-- PROBLEM DESCRIPTION --
Except for the pictures, reproduce the records word for word.

-- SUPPLIED MATERIAL --
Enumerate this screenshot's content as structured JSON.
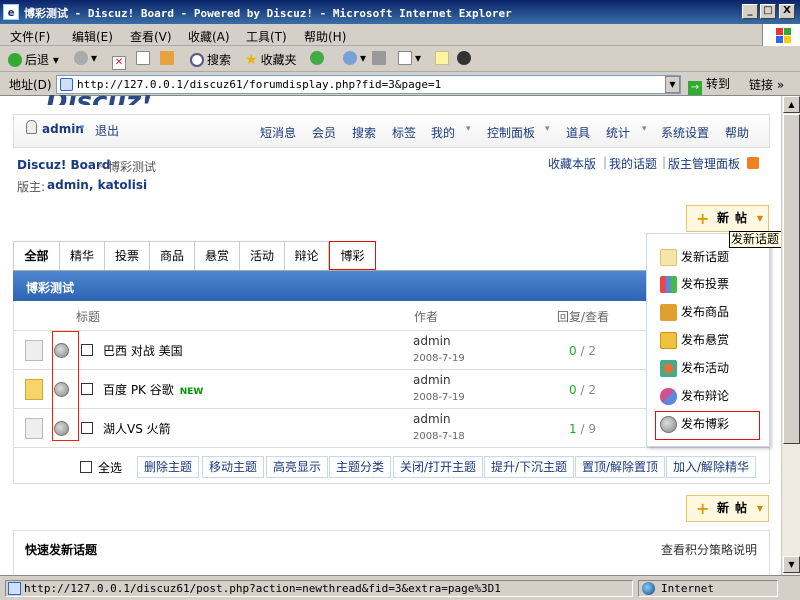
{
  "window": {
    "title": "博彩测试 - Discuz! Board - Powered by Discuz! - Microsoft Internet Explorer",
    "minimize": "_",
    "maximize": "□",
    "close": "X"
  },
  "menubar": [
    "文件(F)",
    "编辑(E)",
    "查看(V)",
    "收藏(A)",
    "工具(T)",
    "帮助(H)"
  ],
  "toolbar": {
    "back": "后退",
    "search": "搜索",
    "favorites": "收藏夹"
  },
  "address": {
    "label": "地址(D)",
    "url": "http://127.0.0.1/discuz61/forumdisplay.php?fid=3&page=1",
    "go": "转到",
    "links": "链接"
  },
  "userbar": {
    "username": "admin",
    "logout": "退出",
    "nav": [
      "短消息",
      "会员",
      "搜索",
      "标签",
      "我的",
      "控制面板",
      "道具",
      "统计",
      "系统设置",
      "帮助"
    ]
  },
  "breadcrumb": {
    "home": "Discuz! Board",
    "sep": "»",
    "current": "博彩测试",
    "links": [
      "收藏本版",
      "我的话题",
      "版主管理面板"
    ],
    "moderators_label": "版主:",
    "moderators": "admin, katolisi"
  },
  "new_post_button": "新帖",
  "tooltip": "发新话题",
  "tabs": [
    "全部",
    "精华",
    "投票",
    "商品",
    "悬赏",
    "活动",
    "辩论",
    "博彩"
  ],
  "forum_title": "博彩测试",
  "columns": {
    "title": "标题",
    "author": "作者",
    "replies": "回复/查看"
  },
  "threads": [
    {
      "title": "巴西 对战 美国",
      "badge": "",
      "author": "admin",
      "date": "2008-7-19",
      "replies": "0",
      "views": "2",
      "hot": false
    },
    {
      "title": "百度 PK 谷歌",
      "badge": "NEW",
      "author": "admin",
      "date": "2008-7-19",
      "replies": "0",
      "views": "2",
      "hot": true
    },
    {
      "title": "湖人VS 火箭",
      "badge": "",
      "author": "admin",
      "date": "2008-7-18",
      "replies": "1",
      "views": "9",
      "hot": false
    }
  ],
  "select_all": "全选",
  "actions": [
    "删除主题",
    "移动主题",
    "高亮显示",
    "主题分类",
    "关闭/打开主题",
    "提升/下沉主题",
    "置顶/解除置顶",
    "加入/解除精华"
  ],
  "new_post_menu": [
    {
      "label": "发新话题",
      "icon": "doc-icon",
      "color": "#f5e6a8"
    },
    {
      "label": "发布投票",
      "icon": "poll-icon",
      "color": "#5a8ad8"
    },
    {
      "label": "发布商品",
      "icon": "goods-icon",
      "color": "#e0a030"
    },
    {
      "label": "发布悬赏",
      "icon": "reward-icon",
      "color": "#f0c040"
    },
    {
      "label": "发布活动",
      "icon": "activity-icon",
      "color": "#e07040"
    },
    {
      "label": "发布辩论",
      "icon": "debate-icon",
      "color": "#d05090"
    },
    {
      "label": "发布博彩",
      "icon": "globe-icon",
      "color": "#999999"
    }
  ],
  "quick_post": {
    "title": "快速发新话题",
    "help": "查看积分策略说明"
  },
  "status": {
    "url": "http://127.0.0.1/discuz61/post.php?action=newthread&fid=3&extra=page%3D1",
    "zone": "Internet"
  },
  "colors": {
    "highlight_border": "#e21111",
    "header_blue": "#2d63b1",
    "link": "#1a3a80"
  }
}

-- RESPONSE BOX --
Enumerate this screenshot's content as structured JSON.
{
  "window": {
    "title": "博彩测试 - Discuz! Board - Powered by Discuz! - Microsoft Internet Explorer",
    "minimize": "_",
    "maximize": "□",
    "close": "X"
  },
  "menubar": [
    "文件(F)",
    "编辑(E)",
    "查看(V)",
    "收藏(A)",
    "工具(T)",
    "帮助(H)"
  ],
  "toolbar": {
    "back": "后退",
    "search": "搜索",
    "favorites": "收藏夹"
  },
  "address": {
    "label": "地址(D)",
    "url": "http://127.0.0.1/discuz61/forumdisplay.php?fid=3&page=1",
    "go": "转到",
    "links": "链接"
  },
  "userbar": {
    "username": "admin",
    "logout": "退出",
    "nav": [
      "短消息",
      "会员",
      "搜索",
      "标签",
      "我的",
      "控制面板",
      "道具",
      "统计",
      "系统设置",
      "帮助"
    ]
  },
  "breadcrumb": {
    "home": "Discuz! Board",
    "sep": "»",
    "current": "博彩测试",
    "links": [
      "收藏本版",
      "我的话题",
      "版主管理面板"
    ],
    "moderators_label": "版主:",
    "moderators": "admin, katolisi"
  },
  "new_post_button": "新帖",
  "tooltip": "发新话题",
  "tabs": [
    "全部",
    "精华",
    "投票",
    "商品",
    "悬赏",
    "活动",
    "辩论",
    "博彩"
  ],
  "forum_title": "博彩测试",
  "columns": {
    "title": "标题",
    "author": "作者",
    "replies": "回复/查看"
  },
  "threads": [
    {
      "title": "巴西 对战 美国",
      "badge": "",
      "author": "admin",
      "date": "2008-7-19",
      "replies": "0",
      "views": "2",
      "hot": false
    },
    {
      "title": "百度 PK 谷歌",
      "badge": "NEW",
      "author": "admin",
      "date": "2008-7-19",
      "replies": "0",
      "views": "2",
      "hot": true
    },
    {
      "title": "湖人VS 火箭",
      "badge": "",
      "author": "admin",
      "date": "2008-7-18",
      "replies": "1",
      "views": "9",
      "hot": false
    }
  ],
  "select_all": "全选",
  "actions": [
    "删除主题",
    "移动主题",
    "高亮显示",
    "主题分类",
    "关闭/打开主题",
    "提升/下沉主题",
    "置顶/解除置顶",
    "加入/解除精华"
  ],
  "new_post_menu": [
    {
      "label": "发新话题",
      "icon": "doc-icon",
      "color": "#f5e6a8"
    },
    {
      "label": "发布投票",
      "icon": "poll-icon",
      "color": "#5a8ad8"
    },
    {
      "label": "发布商品",
      "icon": "goods-icon",
      "color": "#e0a030"
    },
    {
      "label": "发布悬赏",
      "icon": "reward-icon",
      "color": "#f0c040"
    },
    {
      "label": "发布活动",
      "icon": "activity-icon",
      "color": "#e07040"
    },
    {
      "label": "发布辩论",
      "icon": "debate-icon",
      "color": "#d05090"
    },
    {
      "label": "发布博彩",
      "icon": "globe-icon",
      "color": "#999999"
    }
  ],
  "quick_post": {
    "title": "快速发新话题",
    "help": "查看积分策略说明"
  },
  "status": {
    "url": "http://127.0.0.1/discuz61/post.php?action=newthread&fid=3&extra=page%3D1",
    "zone": "Internet"
  },
  "colors": {
    "highlight_border": "#e21111",
    "header_blue": "#2d63b1",
    "link": "#1a3a80"
  }
}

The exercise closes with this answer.